Data records
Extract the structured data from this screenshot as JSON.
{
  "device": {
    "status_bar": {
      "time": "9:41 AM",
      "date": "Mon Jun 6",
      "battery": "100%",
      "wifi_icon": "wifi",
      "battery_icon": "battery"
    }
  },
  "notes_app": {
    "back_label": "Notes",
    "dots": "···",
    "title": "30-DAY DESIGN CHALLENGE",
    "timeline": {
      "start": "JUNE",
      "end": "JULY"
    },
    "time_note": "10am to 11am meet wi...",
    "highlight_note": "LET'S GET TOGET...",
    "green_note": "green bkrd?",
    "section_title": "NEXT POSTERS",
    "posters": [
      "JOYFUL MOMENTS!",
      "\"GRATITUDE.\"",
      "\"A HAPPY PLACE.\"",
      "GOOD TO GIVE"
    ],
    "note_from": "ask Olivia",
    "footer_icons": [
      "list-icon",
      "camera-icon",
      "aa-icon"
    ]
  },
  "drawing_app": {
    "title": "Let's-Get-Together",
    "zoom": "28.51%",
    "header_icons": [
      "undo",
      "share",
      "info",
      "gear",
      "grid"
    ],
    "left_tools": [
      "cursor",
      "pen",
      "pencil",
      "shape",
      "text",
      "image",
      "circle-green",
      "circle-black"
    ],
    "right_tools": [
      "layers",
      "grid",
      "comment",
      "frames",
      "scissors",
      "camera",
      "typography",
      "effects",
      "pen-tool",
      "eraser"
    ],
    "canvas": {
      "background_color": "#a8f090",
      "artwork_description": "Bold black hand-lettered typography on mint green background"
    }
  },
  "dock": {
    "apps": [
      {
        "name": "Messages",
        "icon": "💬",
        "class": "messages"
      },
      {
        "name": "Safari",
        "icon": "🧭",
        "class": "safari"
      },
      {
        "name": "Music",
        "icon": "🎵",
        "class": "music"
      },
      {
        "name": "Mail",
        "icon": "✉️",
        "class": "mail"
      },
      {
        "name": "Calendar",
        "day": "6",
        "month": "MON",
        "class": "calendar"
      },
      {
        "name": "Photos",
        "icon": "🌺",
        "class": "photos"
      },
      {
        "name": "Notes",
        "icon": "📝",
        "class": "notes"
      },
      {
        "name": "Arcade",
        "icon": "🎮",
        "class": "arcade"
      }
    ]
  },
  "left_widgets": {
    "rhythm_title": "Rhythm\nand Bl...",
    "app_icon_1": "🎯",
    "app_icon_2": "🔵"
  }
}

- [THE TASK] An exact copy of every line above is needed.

- [EXERCISE RESPONSE]
Extract the structured data from this screenshot as JSON.
{
  "device": {
    "status_bar": {
      "time": "9:41 AM",
      "date": "Mon Jun 6",
      "battery": "100%",
      "wifi_icon": "wifi",
      "battery_icon": "battery"
    }
  },
  "notes_app": {
    "back_label": "Notes",
    "dots": "···",
    "title": "30-DAY DESIGN CHALLENGE",
    "timeline": {
      "start": "JUNE",
      "end": "JULY"
    },
    "time_note": "10am to 11am meet wi...",
    "highlight_note": "LET'S GET TOGET...",
    "green_note": "green bkrd?",
    "section_title": "NEXT POSTERS",
    "posters": [
      "JOYFUL MOMENTS!",
      "\"GRATITUDE.\"",
      "\"A HAPPY PLACE.\"",
      "GOOD TO GIVE"
    ],
    "note_from": "ask Olivia",
    "footer_icons": [
      "list-icon",
      "camera-icon",
      "aa-icon"
    ]
  },
  "drawing_app": {
    "title": "Let's-Get-Together",
    "zoom": "28.51%",
    "header_icons": [
      "undo",
      "share",
      "info",
      "gear",
      "grid"
    ],
    "left_tools": [
      "cursor",
      "pen",
      "pencil",
      "shape",
      "text",
      "image",
      "circle-green",
      "circle-black"
    ],
    "right_tools": [
      "layers",
      "grid",
      "comment",
      "frames",
      "scissors",
      "camera",
      "typography",
      "effects",
      "pen-tool",
      "eraser"
    ],
    "canvas": {
      "background_color": "#a8f090",
      "artwork_description": "Bold black hand-lettered typography on mint green background"
    }
  },
  "dock": {
    "apps": [
      {
        "name": "Messages",
        "icon": "💬",
        "class": "messages"
      },
      {
        "name": "Safari",
        "icon": "🧭",
        "class": "safari"
      },
      {
        "name": "Music",
        "icon": "🎵",
        "class": "music"
      },
      {
        "name": "Mail",
        "icon": "✉️",
        "class": "mail"
      },
      {
        "name": "Calendar",
        "day": "6",
        "month": "MON",
        "class": "calendar"
      },
      {
        "name": "Photos",
        "icon": "🌺",
        "class": "photos"
      },
      {
        "name": "Notes",
        "icon": "📝",
        "class": "notes"
      },
      {
        "name": "Arcade",
        "icon": "🎮",
        "class": "arcade"
      }
    ]
  },
  "left_widgets": {
    "rhythm_title": "Rhythm\nand Bl...",
    "app_icon_1": "🎯",
    "app_icon_2": "🔵"
  }
}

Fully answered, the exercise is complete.